Check left, right, then left again before making your move so as to avoid a collision.
Go with traffic flow
Maintain riding on the right side of the road and never ride against traffic as doing so usually puts you at risk of a collision.
Obey all traffic rules
Stop at all stop signs and follow obey the traffic rules. Remember your bike is a locomotive too so you aren’t exempted from the rules
Avoid riding too close to parks cars – ride as far out as possible to avoid unexpected car doors opening or run-ins with those that are pulling out.
Cross at intersections
Use the crosswalk to head on the other side and avoid getting into accidents with cars whose drivers can’t see you coming.
Ride single-file on the street with friends
Maintain a straight line and avoid swerving between cars at all costs as this puts you at risk of a collision.
Always signal your turns
Learning hand signals is important as it lets other drivers know which direct you intend to go and thereby avoid running into you.
These are the hand signals you should always be aware of (and use your left arm when signaling):
Left turn – check behind you first and simply extend your arm straight out to the left and ride out slowly
Right turn – check behind you and either hold your right arm up from your side or bend your left arm up at the elbow to form an “L” shape
Stop - check behind you bend your elbow downward in an upside down “L” shape then come to a stop
Be sure to always use the correct signals and avoid changing directions without first looking behind you and signaling.
Stay alert at all times
Don’t wear headphones as the music will distract you from surrounding noises such as a hooting car or oncoming traffic.
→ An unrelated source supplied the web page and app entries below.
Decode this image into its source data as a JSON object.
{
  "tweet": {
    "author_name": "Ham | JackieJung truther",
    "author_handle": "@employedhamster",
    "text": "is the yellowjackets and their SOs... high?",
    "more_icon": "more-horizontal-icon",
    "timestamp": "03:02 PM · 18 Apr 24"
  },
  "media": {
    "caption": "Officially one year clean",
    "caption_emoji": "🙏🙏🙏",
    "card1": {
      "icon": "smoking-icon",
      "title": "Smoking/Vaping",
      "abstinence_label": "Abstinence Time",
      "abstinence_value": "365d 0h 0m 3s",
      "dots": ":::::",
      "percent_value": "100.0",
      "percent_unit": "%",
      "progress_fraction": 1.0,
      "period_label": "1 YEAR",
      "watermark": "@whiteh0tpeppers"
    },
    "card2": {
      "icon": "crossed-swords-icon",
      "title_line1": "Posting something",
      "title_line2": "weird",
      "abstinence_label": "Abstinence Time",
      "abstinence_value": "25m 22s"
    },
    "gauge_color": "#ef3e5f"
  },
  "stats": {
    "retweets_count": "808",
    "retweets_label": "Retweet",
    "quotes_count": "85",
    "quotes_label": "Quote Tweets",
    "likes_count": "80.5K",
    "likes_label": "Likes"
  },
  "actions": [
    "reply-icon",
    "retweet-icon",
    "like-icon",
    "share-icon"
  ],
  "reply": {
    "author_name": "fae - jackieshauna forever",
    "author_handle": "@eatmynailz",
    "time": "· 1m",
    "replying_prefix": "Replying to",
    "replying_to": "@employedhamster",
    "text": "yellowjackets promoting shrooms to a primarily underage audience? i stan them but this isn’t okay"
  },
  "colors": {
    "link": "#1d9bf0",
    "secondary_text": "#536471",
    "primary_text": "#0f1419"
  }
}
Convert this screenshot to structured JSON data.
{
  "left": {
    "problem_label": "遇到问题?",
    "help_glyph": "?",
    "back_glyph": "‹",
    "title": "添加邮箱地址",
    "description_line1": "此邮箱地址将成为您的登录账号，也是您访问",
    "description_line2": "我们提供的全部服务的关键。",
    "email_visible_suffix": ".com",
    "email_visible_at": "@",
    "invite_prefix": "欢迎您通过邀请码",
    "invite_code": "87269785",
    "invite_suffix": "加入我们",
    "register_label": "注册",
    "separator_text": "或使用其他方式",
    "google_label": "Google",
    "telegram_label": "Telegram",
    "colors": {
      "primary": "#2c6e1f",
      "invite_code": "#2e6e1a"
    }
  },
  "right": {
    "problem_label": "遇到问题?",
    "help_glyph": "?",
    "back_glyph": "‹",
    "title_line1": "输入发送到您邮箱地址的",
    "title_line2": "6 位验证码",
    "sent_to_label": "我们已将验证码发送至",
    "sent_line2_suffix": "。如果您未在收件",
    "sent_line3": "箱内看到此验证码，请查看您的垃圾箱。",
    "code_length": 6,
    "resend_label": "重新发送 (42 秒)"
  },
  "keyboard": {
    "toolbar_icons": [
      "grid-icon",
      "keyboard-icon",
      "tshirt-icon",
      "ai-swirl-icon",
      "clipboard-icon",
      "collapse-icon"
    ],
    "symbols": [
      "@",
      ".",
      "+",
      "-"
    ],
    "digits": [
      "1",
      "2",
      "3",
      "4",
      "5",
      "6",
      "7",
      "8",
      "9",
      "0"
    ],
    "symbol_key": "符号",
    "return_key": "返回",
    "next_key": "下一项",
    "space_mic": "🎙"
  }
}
Watch out for road hazards
These include potholes, puddles, broken glass et cetera.
And if you happen to come across any and you are riding the lead bike, alert your friends so that they too can avert them.
Only one person should ride the bike at a time
This is especially important if riding on a busy street.
Control your bicycle
Always ride with both hands on the handlebars
If you have any items to carry, ensure that they are in the bicycle carrier or backpack
Avoid riding in the dark
It is much safer to do so in the day when you can see clearly.
If you have to ride in the dark or in low light settings, make sure that your bike has both head and tail lights. Wearing bright or neon colored clothing also enhances your visibility.
Remember; just because you can see the driver does not mean that they can see you.
Riding is fun and it can remain fun when done correctly.
Safety gear can make the difference between a ride ending in a happy/ relaxed mood or end in tears in an emergency room and worst case scenario death.
Remember that setting a good example for your kid by wearing safety gear too will get them to do the same. If you are the type of parent who relies on sheer luck for their protection then you don’t really don’t need to have a child with the same mentality. Counting on luck to protect your child is as good as nothing.